Being a caregiver for an elderly adult can be fraught with unforeseen and challenging situations. Understandably, many relatives are ill equipped to handle them. Managing all the details and logistics required can be daunting for a child or senior spouse. It is not easy to situate an elderly parent either in their home after a hospital stay or time in a facility of some kind. That is when it is often a good idea to hire a professional geriatric care manager (GCM). But, wait – What is a geriatric care manager?
Geriatric Care Managers
GCMs are usually social workers, but they could be nurses or psychologists or someone in a geriatric health related field, that specialize in the care and problems associated with the elderly. They are certified through an independent agency to manage all aspects of the aging adult. GCMs are totally familiar with Medicare, Medicaid, hospitals, rehab centers and home care. They know how to deal with both private pay and long term care insurance. GCMs can provide the all important continuity of care when there are multiple professionals to manage and/or when transitions need to be made. They can also provide useful input for resources pertaining to a specific health situation.

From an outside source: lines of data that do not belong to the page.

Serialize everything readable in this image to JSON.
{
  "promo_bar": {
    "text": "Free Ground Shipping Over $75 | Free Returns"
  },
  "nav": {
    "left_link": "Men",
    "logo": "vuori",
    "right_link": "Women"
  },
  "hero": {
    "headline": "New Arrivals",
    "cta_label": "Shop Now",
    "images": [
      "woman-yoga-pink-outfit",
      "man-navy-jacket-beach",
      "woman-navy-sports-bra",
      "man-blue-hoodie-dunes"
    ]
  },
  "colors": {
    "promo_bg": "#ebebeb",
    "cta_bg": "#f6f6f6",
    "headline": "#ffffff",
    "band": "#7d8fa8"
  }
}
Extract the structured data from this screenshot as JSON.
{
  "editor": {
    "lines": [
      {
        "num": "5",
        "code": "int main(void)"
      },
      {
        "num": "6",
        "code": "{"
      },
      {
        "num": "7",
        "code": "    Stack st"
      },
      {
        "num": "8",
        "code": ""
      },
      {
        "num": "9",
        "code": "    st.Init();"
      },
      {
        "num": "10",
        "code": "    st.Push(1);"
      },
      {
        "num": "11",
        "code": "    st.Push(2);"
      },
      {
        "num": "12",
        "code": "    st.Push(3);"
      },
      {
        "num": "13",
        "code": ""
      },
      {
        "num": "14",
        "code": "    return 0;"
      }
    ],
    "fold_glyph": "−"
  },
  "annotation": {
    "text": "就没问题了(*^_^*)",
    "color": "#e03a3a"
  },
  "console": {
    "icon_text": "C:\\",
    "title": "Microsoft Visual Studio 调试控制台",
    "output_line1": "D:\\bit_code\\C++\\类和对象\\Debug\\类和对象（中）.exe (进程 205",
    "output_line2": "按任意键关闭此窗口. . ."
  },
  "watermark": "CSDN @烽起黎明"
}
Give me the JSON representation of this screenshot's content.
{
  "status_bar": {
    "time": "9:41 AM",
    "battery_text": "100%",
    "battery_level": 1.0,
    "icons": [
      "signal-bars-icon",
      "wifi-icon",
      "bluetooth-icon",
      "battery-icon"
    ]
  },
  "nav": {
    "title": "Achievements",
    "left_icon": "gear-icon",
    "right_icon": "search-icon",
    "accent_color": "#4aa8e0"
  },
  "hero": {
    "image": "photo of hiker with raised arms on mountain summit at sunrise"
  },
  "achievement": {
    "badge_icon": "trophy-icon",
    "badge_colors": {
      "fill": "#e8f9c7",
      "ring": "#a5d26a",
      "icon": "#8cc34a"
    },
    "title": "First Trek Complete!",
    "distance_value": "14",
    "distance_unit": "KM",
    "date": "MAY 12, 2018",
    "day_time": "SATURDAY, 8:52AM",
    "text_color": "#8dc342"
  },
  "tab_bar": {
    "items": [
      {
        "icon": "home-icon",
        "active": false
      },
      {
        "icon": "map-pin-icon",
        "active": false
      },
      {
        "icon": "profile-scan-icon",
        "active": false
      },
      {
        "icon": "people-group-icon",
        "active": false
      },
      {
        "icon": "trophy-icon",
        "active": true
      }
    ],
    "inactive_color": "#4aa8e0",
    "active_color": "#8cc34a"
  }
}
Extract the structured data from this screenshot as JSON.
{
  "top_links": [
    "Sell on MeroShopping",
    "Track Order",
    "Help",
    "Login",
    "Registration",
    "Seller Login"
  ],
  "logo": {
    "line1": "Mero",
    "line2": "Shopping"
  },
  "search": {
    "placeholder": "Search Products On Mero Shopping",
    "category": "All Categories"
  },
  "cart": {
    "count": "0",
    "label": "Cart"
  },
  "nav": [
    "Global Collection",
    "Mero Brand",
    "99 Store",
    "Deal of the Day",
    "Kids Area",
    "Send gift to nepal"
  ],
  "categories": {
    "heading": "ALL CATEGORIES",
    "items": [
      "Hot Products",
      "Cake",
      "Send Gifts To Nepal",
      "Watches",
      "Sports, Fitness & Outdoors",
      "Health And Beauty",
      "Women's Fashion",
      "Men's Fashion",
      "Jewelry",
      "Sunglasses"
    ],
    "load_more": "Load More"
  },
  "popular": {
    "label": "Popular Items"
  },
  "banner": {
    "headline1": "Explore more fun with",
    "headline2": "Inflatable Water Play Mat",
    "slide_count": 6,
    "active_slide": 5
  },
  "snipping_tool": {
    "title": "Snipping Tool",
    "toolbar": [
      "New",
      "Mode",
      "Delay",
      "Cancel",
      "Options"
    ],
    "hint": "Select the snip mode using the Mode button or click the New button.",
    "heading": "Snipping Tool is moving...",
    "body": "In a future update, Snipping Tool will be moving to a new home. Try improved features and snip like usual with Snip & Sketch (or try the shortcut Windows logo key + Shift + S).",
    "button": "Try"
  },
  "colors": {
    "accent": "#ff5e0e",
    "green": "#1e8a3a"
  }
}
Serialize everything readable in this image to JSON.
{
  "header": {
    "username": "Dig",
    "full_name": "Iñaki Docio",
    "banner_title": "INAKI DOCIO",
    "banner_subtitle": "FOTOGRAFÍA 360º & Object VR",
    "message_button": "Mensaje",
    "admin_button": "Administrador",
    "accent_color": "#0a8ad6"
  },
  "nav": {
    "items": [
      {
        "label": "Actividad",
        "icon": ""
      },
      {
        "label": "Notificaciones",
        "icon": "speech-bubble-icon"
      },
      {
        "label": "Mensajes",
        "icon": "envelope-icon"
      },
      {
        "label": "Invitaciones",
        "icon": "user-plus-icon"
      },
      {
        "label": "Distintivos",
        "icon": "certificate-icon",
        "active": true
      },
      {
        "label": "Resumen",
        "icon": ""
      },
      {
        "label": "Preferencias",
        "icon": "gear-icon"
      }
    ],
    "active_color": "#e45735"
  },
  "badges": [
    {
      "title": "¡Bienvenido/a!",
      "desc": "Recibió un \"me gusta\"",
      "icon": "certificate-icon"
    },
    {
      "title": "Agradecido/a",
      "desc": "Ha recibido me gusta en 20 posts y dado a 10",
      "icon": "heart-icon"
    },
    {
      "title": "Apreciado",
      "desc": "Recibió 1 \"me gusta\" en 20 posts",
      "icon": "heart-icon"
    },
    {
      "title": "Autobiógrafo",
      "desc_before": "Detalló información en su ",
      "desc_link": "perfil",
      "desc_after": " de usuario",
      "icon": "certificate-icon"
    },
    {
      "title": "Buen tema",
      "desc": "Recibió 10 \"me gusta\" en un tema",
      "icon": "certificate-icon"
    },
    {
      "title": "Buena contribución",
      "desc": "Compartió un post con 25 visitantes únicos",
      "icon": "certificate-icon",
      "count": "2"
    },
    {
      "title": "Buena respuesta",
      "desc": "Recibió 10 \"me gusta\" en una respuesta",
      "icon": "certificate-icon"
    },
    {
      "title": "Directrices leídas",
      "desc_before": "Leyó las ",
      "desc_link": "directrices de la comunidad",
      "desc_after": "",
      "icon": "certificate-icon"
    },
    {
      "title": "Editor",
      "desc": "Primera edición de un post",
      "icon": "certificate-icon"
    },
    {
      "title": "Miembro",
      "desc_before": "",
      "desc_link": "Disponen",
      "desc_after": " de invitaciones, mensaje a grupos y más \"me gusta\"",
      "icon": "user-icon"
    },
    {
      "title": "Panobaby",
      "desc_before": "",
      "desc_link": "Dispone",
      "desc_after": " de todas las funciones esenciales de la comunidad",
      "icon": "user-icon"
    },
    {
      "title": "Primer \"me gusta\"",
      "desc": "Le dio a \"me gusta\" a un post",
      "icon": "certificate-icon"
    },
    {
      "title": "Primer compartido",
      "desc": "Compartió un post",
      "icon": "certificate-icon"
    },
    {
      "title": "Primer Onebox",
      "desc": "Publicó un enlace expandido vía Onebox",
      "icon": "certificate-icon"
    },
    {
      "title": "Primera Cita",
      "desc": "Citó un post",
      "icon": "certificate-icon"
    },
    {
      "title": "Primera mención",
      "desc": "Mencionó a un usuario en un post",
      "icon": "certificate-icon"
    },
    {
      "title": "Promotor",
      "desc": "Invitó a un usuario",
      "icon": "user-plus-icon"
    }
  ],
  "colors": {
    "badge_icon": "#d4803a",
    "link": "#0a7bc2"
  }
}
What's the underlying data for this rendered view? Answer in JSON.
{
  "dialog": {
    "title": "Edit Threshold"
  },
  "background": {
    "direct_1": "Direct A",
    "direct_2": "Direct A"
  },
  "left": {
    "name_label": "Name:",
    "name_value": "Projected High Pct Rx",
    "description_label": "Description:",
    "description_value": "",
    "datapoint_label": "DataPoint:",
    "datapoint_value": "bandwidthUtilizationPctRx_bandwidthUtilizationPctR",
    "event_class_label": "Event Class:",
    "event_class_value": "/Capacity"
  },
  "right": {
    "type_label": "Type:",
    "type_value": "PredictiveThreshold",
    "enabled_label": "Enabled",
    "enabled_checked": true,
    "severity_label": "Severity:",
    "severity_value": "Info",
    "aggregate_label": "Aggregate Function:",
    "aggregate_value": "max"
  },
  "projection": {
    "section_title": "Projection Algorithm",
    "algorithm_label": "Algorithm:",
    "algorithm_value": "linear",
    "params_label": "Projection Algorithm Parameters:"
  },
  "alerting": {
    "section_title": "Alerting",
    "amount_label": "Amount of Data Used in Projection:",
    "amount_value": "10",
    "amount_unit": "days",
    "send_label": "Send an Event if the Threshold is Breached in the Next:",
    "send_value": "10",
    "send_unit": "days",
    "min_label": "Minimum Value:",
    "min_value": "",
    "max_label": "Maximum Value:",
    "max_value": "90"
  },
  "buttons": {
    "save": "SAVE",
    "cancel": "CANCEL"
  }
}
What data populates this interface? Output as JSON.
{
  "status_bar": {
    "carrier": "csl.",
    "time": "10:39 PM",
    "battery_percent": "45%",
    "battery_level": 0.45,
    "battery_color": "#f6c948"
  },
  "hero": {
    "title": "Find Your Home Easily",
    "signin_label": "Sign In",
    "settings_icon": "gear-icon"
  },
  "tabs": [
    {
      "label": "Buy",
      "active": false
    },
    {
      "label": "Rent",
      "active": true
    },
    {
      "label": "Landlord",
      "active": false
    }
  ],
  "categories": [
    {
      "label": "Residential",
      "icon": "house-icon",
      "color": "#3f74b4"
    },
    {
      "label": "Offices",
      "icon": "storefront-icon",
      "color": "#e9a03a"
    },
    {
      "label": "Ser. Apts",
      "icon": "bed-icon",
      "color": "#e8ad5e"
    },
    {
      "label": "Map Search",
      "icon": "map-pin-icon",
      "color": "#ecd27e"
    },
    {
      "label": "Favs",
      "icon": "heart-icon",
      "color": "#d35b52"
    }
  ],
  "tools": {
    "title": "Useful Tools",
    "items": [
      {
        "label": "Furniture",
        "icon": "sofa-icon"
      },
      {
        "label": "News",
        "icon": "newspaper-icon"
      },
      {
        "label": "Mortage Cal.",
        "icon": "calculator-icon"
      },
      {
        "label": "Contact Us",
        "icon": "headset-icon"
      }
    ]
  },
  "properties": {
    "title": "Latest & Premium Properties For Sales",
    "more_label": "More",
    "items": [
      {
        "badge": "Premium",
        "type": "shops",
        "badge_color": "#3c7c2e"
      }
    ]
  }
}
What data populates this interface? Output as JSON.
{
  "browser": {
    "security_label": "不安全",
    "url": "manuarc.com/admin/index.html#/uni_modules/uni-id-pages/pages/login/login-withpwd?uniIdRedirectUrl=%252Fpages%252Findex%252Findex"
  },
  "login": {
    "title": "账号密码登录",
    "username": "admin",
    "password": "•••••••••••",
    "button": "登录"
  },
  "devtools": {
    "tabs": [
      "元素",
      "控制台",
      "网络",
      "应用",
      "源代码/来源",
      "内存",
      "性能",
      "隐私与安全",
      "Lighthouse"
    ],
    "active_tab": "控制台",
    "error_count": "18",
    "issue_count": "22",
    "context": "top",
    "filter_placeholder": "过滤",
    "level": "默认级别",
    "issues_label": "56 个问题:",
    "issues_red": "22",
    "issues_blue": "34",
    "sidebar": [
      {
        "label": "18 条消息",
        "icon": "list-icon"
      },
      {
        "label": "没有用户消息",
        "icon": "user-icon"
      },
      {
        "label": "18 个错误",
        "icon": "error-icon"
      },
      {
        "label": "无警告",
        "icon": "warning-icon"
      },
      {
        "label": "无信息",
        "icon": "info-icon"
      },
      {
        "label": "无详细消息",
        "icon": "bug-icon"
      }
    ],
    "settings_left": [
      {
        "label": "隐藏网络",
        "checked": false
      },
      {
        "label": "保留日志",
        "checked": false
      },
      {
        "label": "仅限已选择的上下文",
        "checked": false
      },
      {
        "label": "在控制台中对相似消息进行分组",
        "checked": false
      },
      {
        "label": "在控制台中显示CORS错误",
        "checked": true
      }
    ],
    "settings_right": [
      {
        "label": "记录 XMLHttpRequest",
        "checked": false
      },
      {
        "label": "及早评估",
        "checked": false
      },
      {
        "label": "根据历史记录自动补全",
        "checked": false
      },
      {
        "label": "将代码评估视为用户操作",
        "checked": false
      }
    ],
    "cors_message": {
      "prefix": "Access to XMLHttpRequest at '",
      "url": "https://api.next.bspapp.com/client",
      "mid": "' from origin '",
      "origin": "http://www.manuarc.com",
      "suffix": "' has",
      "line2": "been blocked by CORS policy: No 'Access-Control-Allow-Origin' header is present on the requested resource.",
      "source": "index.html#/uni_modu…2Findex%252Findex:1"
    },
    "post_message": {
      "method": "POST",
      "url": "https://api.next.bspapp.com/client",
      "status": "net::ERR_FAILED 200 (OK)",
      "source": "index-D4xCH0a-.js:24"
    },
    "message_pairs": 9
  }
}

GCMs work as advocates for the geriatric patient in various settings and visit the client on a regular basis. They and their team are available 24/7 by phone to the patient and family for emergencies. They are also available for updates and consultation and are always able to take charge when a problem arises. GCMs charge by the hour after an initial consultation fee and are a godsend when the family lives far away.
The geriatric population aged 65+ set to double from 35 million in 2000 to 72 million in 2030. As such, it is important to start thinking about how to manage them all. This field is rapidly expanding with the Aging Life Care Association, the professional organization of GCMs, reporting that it is growing steadily with 300 new members annually.
When to Hire a GCM
The time to consider a GCM is when an aging loved one experiences declining health. They are helpful when questions arise regarding long term care when a discharge from a hospital or facility is imminent or when end-of-life planning begins. GCMs are also useful if family members can’t agree on caregiving decisions or are not happy with current care providers. Difficult interpersonal relationships often come to the fore at these times. An oft overlooked benefit of involving this type of third party professional is their ability to work through unpleasant family-to-family sticky situations should they arise.
GCMs help with lining up proper housing, home care service, scheduling doctor appointments, as well as suggesting social activities. When close family members live far away, they are essential to oversee the daily care of the client. They can also help with elderproofing a senior’s home from assessment through to installation. GCMs are handy when a move is necessary which is often extremely stressful for an elderly person. They help with all the logistics of such a move. They arrange for the physical packing up of all belongings all the way through to shutting off or transferring the utilities.
Starting with a GCM can be costly, but once wheels are set in motion, costs should settle down. In New York City, initial 1.5 hour initial assessments begin at $250 and go up from there. Subsequent hourly rates range from $150-$200 per hour.
Successful Partnering with GCM
Since you will be working closely with this individual on critical personal decisions, personality chemistry is key in this situation. It is important to get references from both the professional and client side to make the relationship successful and happy. Turn to your doctor or allied health professional for a reference and canvas your friends and acquaintances for personal recommendations.
You can also consult the credentialing agencies such as the Aging Life Care Association formerly the National Association of Professional Geriatric Care Managers, the National Association of Social Workers, the National Academy of Certified Care Managers or the Commission for Case Managers for certified GCMs in your area. Once you find a few to consider, it would be wise to ask for a referral to a current or former client. You can speak to regarding their experiences before you decide whom to engage. Most important, you must hire a flexible and caring GCM that makes the needs and preferences of your loved one paramount.
Anita Kamiel, RN, MPS, is the founder and owner of David York Home Healthcare Agency, licensed by the State of New York. She holds a master’s degree in gerontological administration and is fully acquainted with all factors related to eldercare services and the latest guidelines for seniors. Thirty years ago, she realized the need for affordable, quality home health aide services provided and supervised by caring individuals. You can contact her at 718-376-7755 or at www.davidyorkagency.com. David York Agency is also on Facebook, Twitter, and LinkedIn.